The last stop of the day is the Bell Diamond Headframe. The site is locked to the public. Despite receiving a new daily record of 1.82 inches of rain a couple days prior, the ground here is compacted and there’s no sign any of that water has infiltrated or percolated into the soil. It’s hard, bright yellow and sparkles in some places, as the sun catches huge chunks of iron pyrite, or fool’s gold. There are discolored pools of water in a couple of places, and Rasschaert says that is because of heavy metals and incredible acidity.
“This is our worst-case scenario. It’s been this way for more than 100 years.” Rasschaert says. “If you were a bee, would you want to live in toxic soil?”
A significant number of solitary pollinators don’t live in trees or in hives. They bore into the ground to make a home.
The site is mostly barren of plant life, save a few scraggly patches of grasses struggling to adapt and it overlooks Berkley Pit, part of the largest Superfund site in the U.S. It’s a toxic, barren dead zone for hundreds of acres in every direction.
“How can we take an ecosystem that’s inhospitable and make it self-sustaining?” Rasschaert asks.
Rasschaert, a native to Michigan, is about to enter the second half of the master’s program, and he hopes another student will take over the pollinator project.
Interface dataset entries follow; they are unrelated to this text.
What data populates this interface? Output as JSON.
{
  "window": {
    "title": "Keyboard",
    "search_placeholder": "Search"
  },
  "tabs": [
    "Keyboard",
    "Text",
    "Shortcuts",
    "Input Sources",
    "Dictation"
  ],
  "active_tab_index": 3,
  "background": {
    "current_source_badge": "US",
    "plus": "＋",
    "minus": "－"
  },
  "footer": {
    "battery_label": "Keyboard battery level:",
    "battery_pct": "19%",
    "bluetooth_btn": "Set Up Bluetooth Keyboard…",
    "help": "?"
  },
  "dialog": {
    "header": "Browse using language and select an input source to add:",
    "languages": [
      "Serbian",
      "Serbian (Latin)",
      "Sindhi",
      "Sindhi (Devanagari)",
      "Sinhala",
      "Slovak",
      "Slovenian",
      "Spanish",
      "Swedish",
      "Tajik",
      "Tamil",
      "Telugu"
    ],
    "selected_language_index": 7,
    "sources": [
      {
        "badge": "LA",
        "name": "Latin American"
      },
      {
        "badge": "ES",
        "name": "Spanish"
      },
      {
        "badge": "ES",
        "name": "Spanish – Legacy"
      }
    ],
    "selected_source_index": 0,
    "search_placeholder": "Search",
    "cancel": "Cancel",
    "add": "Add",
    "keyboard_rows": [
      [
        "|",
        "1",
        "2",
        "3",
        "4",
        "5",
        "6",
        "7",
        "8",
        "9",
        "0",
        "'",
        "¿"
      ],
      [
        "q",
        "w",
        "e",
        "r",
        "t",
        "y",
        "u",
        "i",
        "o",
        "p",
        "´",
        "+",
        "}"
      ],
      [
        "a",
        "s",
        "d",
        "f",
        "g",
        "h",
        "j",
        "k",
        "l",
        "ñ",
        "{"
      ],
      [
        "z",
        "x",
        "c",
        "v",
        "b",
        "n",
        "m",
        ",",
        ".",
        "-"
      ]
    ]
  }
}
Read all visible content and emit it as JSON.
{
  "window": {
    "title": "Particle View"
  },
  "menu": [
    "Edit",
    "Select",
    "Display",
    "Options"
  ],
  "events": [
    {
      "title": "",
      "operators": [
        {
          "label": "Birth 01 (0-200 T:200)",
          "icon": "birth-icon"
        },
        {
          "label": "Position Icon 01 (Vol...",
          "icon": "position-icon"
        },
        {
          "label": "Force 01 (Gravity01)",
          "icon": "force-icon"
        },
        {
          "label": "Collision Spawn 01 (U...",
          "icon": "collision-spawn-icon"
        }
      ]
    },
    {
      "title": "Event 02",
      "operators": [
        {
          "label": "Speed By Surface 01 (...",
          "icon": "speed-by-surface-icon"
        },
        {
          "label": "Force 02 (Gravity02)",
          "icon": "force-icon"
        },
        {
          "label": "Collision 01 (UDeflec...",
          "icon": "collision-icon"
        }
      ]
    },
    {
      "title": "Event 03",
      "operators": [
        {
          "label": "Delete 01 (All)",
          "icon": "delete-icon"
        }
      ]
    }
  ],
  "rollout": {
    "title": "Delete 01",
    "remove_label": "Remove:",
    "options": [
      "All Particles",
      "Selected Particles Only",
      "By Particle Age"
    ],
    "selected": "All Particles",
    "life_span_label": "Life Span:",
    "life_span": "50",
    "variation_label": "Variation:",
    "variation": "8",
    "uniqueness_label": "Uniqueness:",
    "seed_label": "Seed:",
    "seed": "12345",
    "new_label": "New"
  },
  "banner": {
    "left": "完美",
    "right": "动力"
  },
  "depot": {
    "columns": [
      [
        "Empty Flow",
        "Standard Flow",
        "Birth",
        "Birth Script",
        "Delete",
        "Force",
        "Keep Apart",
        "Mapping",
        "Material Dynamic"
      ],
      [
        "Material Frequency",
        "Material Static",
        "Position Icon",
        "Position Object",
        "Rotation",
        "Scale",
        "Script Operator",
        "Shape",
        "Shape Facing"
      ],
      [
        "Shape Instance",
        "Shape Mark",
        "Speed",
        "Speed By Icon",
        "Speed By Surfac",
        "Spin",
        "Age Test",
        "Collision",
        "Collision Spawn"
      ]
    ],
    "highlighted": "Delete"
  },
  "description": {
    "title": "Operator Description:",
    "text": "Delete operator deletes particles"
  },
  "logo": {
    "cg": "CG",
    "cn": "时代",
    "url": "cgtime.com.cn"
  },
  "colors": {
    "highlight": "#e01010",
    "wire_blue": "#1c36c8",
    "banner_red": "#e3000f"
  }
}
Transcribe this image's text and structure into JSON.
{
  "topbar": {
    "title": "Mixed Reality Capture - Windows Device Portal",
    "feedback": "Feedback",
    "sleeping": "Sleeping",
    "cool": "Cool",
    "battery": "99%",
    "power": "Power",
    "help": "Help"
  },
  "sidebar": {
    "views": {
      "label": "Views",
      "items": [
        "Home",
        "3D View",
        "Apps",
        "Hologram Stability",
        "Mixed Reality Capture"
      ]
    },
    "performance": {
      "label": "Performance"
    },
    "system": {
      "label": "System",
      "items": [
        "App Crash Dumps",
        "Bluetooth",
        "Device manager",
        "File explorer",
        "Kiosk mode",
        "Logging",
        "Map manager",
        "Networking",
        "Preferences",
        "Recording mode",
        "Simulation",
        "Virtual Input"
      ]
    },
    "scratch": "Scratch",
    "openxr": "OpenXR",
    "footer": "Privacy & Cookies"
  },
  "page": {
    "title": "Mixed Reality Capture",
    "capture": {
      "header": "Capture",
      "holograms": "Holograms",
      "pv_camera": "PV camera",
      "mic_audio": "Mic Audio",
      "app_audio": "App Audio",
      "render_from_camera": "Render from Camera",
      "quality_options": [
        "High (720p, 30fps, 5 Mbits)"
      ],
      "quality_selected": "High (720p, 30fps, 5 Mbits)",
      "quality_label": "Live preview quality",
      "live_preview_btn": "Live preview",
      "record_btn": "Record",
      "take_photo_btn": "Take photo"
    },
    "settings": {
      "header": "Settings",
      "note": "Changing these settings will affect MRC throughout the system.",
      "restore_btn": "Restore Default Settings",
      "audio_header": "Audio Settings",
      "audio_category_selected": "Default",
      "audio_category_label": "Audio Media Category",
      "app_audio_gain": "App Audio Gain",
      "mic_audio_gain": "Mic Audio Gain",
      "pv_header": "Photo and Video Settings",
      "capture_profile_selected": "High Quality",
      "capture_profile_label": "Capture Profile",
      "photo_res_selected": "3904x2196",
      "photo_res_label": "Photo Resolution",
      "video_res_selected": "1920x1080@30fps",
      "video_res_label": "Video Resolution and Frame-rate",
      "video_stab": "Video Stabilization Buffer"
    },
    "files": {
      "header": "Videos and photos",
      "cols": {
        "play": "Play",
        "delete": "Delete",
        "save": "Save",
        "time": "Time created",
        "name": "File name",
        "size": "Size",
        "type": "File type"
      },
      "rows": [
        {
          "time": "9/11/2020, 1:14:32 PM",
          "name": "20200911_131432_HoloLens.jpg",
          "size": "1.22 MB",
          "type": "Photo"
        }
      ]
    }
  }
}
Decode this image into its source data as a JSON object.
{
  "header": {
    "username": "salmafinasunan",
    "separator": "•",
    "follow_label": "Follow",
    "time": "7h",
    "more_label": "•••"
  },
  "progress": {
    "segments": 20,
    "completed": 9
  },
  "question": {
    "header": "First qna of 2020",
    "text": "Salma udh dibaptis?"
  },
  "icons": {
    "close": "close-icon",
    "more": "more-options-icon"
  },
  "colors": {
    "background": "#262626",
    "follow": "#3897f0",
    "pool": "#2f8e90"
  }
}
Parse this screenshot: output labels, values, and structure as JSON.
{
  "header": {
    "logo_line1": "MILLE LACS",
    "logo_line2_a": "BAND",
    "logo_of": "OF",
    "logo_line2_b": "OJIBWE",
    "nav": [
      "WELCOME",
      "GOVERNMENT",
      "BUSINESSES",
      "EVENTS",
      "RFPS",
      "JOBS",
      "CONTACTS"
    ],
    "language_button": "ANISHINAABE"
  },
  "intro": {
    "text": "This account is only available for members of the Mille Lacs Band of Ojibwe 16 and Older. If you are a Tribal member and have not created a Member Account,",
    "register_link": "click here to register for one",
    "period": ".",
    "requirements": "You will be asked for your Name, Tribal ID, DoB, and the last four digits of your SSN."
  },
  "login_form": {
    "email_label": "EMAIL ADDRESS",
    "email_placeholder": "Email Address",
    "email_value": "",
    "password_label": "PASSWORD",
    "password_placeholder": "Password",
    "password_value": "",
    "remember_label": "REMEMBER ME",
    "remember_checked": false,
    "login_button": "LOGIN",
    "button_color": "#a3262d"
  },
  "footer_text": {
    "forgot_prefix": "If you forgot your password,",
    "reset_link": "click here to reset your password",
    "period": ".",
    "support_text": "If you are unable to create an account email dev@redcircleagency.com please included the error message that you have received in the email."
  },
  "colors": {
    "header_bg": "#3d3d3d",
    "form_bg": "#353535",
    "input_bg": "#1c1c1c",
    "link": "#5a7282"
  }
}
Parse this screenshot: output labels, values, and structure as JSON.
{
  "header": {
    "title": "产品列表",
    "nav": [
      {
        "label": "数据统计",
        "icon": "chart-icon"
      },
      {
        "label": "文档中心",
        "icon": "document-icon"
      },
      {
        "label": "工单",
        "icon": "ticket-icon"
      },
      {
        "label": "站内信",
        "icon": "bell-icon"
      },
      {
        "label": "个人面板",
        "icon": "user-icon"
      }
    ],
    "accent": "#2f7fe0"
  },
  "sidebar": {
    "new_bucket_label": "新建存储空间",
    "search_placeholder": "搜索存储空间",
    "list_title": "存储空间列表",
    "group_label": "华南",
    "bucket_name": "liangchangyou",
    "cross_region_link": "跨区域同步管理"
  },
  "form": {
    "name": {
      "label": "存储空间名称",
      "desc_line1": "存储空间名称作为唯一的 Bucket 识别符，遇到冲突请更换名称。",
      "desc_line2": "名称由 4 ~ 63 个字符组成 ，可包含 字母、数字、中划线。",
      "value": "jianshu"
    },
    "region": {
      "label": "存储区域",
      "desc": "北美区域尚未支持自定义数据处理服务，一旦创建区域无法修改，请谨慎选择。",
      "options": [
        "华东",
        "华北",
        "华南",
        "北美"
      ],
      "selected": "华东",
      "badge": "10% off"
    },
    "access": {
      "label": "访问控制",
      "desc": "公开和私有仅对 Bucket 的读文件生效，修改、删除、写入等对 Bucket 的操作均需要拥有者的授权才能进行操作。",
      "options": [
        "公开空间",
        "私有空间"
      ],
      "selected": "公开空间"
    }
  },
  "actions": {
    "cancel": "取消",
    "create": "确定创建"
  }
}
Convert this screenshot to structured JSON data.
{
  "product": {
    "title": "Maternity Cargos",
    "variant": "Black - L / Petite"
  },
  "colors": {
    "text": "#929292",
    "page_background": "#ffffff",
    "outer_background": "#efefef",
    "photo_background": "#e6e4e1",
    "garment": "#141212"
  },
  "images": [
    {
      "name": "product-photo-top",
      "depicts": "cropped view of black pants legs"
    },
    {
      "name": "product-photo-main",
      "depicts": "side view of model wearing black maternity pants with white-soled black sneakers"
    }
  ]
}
This is Rasschaert’s second master’s degree. He previously earned a master’s degree in museum studies. He’s worked as a tour guide and park ranger. He believes restoration is a field that offers additional opportunities to work in different aspects of conservation.
“This work is always going to be important, and will always matter,” Rasschaert said.
Dr. Robert Pal, one of Rasschaert's advisors, along with Dr. Martha Apple, expressed that Nicholas's project has gained international traction. Dr. Julia Osterman, a pollinator scientist from the University of Gothenburg in Sweden, joined the research after meeting Dr. Pal at the G20 Summit in India. It is anticipated that Dr. Osterman will also serve as Nicholas's external committee member.